* **Work task**
Restate the whole listing below word for word and keep the images out.

* **Records shown**

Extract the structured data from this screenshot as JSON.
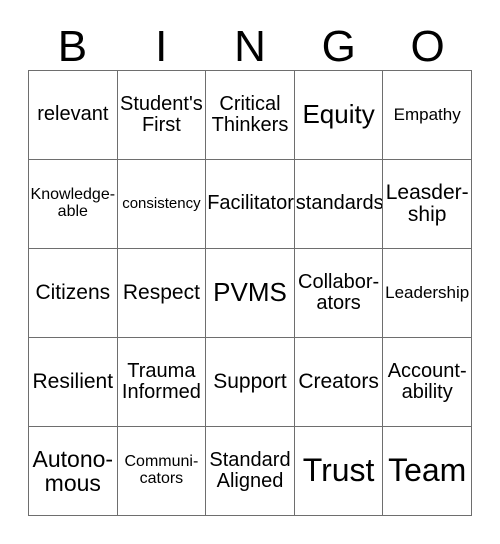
{
  "card": {
    "header_letters": [
      "B",
      "I",
      "N",
      "G",
      "O"
    ],
    "columns": 5,
    "rows": 5,
    "colors": {
      "text": "#000000",
      "background": "#ffffff",
      "grid_line": "#6e6e6e",
      "outer_border": "#9a9a9a"
    },
    "cells": [
      [
        {
          "text": "relevant",
          "size": "fs-m"
        },
        {
          "text": "Student's\nFirst",
          "size": "fs-m"
        },
        {
          "text": "Critical\nThinkers",
          "size": "fs-m"
        },
        {
          "text": "Equity",
          "size": "fs-xl"
        },
        {
          "text": "Empathy",
          "size": "fs-s"
        }
      ],
      [
        {
          "text": "Knowledge-\nable",
          "size": "fs-xs"
        },
        {
          "text": "consistency",
          "size": "fs-xxs"
        },
        {
          "text": "Facilitator",
          "size": "fs-m"
        },
        {
          "text": "standards",
          "size": "fs-m"
        },
        {
          "text": "Leasder-\nship",
          "size": "fs-ml"
        }
      ],
      [
        {
          "text": "Citizens",
          "size": "fs-ml"
        },
        {
          "text": "Respect",
          "size": "fs-ml"
        },
        {
          "text": "PVMS",
          "size": "fs-xl"
        },
        {
          "text": "Collabor-\nators",
          "size": "fs-m"
        },
        {
          "text": "Leadership",
          "size": "fs-s"
        }
      ],
      [
        {
          "text": "Resilient",
          "size": "fs-ml"
        },
        {
          "text": "Trauma\nInformed",
          "size": "fs-m"
        },
        {
          "text": "Support",
          "size": "fs-ml"
        },
        {
          "text": "Creators",
          "size": "fs-ml"
        },
        {
          "text": "Account-\nability",
          "size": "fs-m"
        }
      ],
      [
        {
          "text": "Autono-\nmous",
          "size": "fs-l"
        },
        {
          "text": "Communi-\ncators",
          "size": "fs-xs"
        },
        {
          "text": "Standard\nAligned",
          "size": "fs-m"
        },
        {
          "text": "Trust",
          "size": "fs-xxl"
        },
        {
          "text": "Team",
          "size": "fs-xxl"
        }
      ]
    ]
  }
}
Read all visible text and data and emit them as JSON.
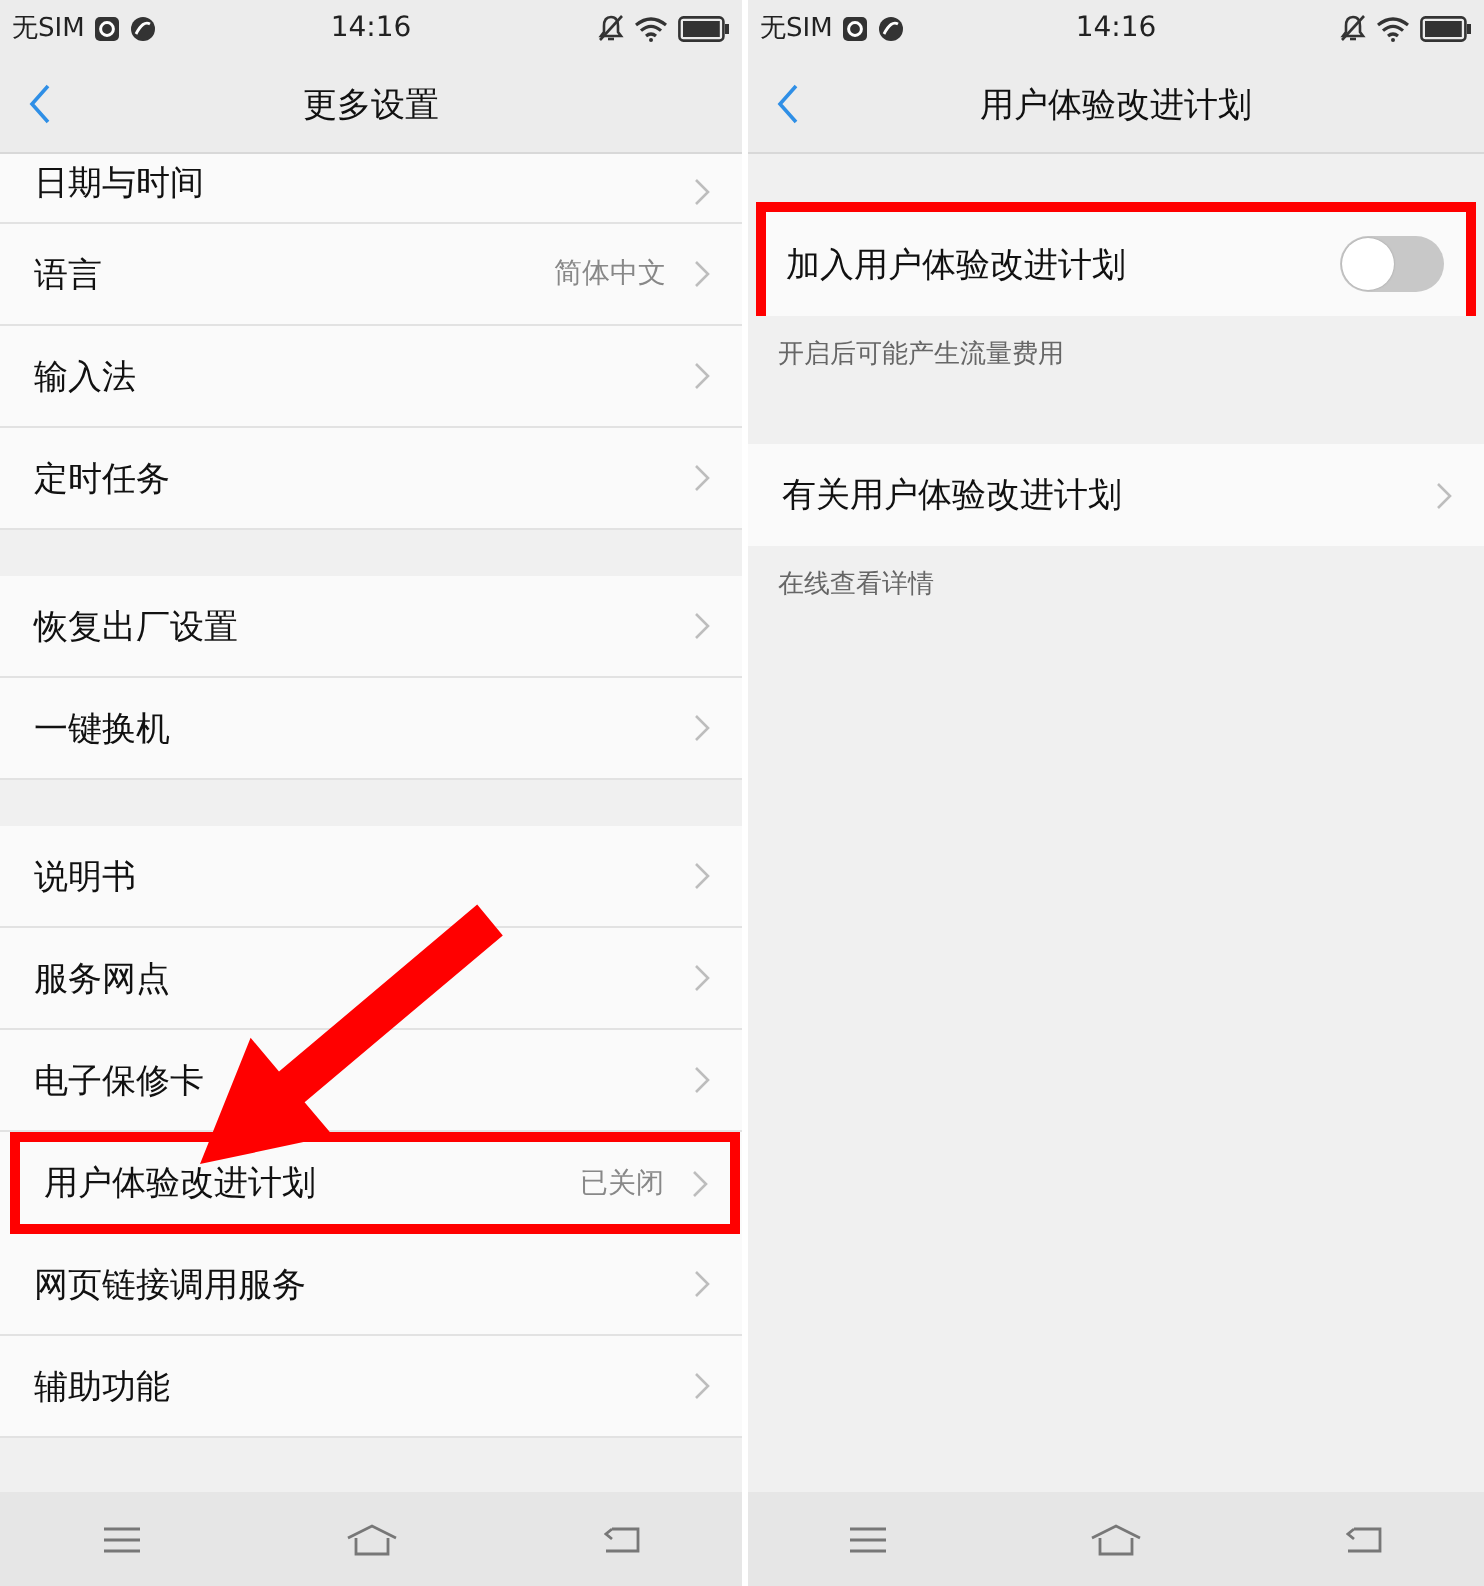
{
  "screens": [
    {
      "status_bar": {
        "carrier": "无SIM",
        "time": "14:16"
      },
      "title": "更多设置",
      "pointer_arrow": true,
      "groups": [
        [
          {
            "label": "日期与时间",
            "highlighted": false
          },
          {
            "label": "语言",
            "value": "简体中文",
            "highlighted": false
          },
          {
            "label": "输入法",
            "highlighted": false
          },
          {
            "label": "定时任务",
            "highlighted": false
          }
        ],
        [
          {
            "label": "恢复出厂设置",
            "highlighted": false
          },
          {
            "label": "一键换机",
            "highlighted": false
          }
        ],
        [
          {
            "label": "说明书",
            "highlighted": false
          },
          {
            "label": "服务网点",
            "highlighted": false
          },
          {
            "label": "电子保修卡",
            "highlighted": false
          },
          {
            "label": "用户体验改进计划",
            "value": "已关闭",
            "highlighted": true
          },
          {
            "label": "网页链接调用服务",
            "highlighted": false
          },
          {
            "label": "辅助功能",
            "highlighted": false
          }
        ]
      ]
    },
    {
      "status_bar": {
        "carrier": "无SIM",
        "time": "14:16"
      },
      "title": "用户体验改进计划",
      "pointer_arrow": false,
      "sections": [
        {
          "kind": "toggle",
          "label": "加入用户体验改进计划",
          "on": false,
          "highlighted": true,
          "caption": "开启后可能产生流量费用"
        },
        {
          "kind": "link",
          "label": "有关用户体验改进计划",
          "highlighted": false,
          "caption": "在线查看详情"
        }
      ]
    }
  ]
}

* **Exercise answer**
Extract the structured data from this screenshot as JSON.
{
  "card": {
    "header_letters": [
      "B",
      "I",
      "N",
      "G",
      "O"
    ],
    "columns": 5,
    "rows": 5,
    "colors": {
      "text": "#000000",
      "background": "#ffffff",
      "grid_line": "#6e6e6e",
      "outer_border": "#9a9a9a"
    },
    "cells": [
      [
        {
          "text": "relevant",
          "size": "fs-m"
        },
        {
          "text": "Student's\nFirst",
          "size": "fs-m"
        },
        {
          "text": "Critical\nThinkers",
          "size": "fs-m"
        },
        {
          "text": "Equity",
          "size": "fs-xl"
        },
        {
          "text": "Empathy",
          "size": "fs-s"
        }
      ],
      [
        {
          "text": "Knowledge-\nable",
          "size": "fs-xs"
        },
        {
          "text": "consistency",
          "size": "fs-xxs"
        },
        {
          "text": "Facilitator",
          "size": "fs-m"
        },
        {
          "text": "standards",
          "size": "fs-m"
        },
        {
          "text": "Leasder-\nship",
          "size": "fs-ml"
        }
      ],
      [
        {
          "text": "Citizens",
          "size": "fs-ml"
        },
        {
          "text": "Respect",
          "size": "fs-ml"
        },
        {
          "text": "PVMS",
          "size": "fs-xl"
        },
        {
          "text": "Collabor-\nators",
          "size": "fs-m"
        },
        {
          "text": "Leadership",
          "size": "fs-s"
        }
      ],
      [
        {
          "text": "Resilient",
          "size": "fs-ml"
        },
        {
          "text": "Trauma\nInformed",
          "size": "fs-m"
        },
        {
          "text": "Support",
          "size": "fs-ml"
        },
        {
          "text": "Creators",
          "size": "fs-ml"
        },
        {
          "text": "Account-\nability",
          "size": "fs-m"
        }
      ],
      [
        {
          "text": "Autono-\nmous",
          "size": "fs-l"
        },
        {
          "text": "Communi-\ncators",
          "size": "fs-xs"
        },
        {
          "text": "Standard\nAligned",
          "size": "fs-m"
        },
        {
          "text": "Trust",
          "size": "fs-xxl"
        },
        {
          "text": "Team",
          "size": "fs-xxl"
        }
      ]
    ]
  }
}
Read all visible text and data and emit them as JSON.
{
  "screens": [
    {
      "status_bar": {
        "carrier": "无SIM",
        "time": "14:16"
      },
      "title": "更多设置",
      "pointer_arrow": true,
      "groups": [
        [
          {
            "label": "日期与时间",
            "highlighted": false
          },
          {
            "label": "语言",
            "value": "简体中文",
            "highlighted": false
          },
          {
            "label": "输入法",
            "highlighted": false
          },
          {
            "label": "定时任务",
            "highlighted": false
          }
        ],
        [
          {
            "label": "恢复出厂设置",
            "highlighted": false
          },
          {
            "label": "一键换机",
            "highlighted": false
          }
        ],
        [
          {
            "label": "说明书",
            "highlighted": false
          },
          {
            "label": "服务网点",
            "highlighted": false
          },
          {
            "label": "电子保修卡",
            "highlighted": false
          },
          {
            "label": "用户体验改进计划",
            "value": "已关闭",
            "highlighted": true
          },
          {
            "label": "网页链接调用服务",
            "highlighted": false
          },
          {
            "label": "辅助功能",
            "highlighted": false
          }
        ]
      ]
    },
    {
      "status_bar": {
        "carrier": "无SIM",
        "time": "14:16"
      },
      "title": "用户体验改进计划",
      "pointer_arrow": false,
      "sections": [
        {
          "kind": "toggle",
          "label": "加入用户体验改进计划",
          "on": false,
          "highlighted": true,
          "caption": "开启后可能产生流量费用"
        },
        {
          "kind": "link",
          "label": "有关用户体验改进计划",
          "highlighted": false,
          "caption": "在线查看详情"
        }
      ]
    }
  ]
}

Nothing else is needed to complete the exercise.